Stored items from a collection

============================================================

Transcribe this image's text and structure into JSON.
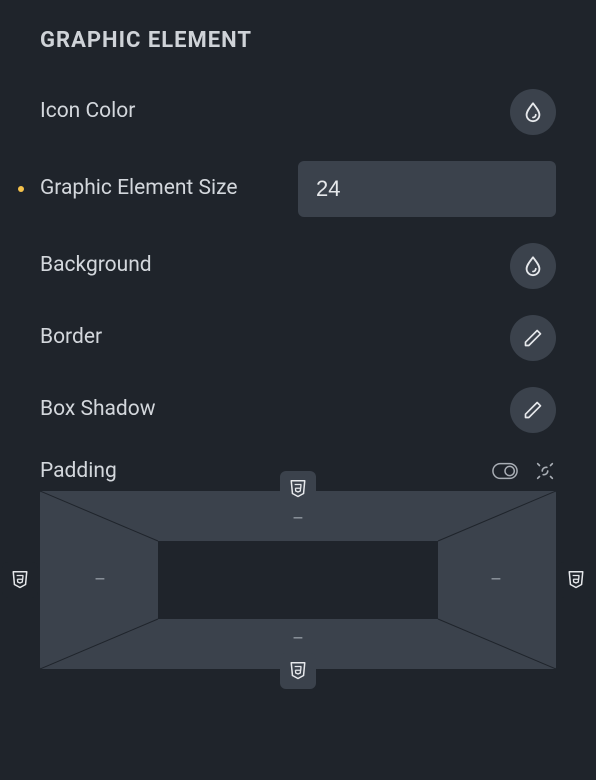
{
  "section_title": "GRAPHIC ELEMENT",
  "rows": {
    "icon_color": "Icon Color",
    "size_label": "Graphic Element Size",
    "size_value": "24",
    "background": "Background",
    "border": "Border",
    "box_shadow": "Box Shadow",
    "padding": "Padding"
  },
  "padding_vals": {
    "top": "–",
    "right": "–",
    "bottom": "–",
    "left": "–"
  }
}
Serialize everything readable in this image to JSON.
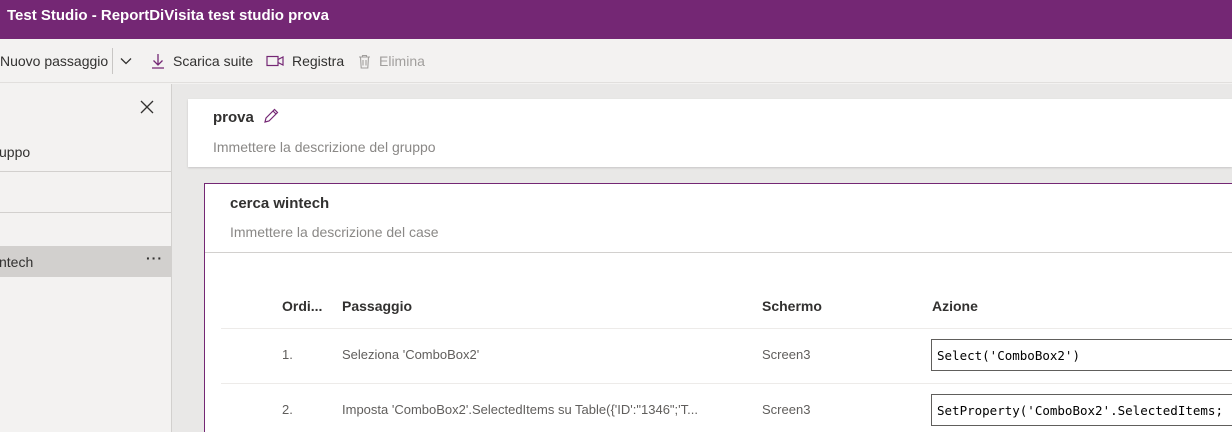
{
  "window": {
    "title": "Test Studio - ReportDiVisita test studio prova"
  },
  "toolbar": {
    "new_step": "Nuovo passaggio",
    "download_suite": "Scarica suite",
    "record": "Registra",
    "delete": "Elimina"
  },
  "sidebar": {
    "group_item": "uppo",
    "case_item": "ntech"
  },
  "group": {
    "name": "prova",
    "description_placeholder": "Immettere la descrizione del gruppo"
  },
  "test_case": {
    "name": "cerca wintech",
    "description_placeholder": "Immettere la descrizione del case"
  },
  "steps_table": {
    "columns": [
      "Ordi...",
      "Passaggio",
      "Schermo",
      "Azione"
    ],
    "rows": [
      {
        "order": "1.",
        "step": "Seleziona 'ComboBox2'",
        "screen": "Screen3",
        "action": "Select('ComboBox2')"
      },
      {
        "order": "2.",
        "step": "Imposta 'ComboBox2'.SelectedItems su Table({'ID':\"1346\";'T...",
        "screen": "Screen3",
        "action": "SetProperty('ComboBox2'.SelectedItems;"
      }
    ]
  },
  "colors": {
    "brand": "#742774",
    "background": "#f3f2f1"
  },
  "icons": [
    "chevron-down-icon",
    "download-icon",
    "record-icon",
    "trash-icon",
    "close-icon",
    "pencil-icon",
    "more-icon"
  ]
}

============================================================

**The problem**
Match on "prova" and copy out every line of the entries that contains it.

**Solved problem**
    "title": "Test Studio - ReportDiVisita test studio prova"
    "name": "prova",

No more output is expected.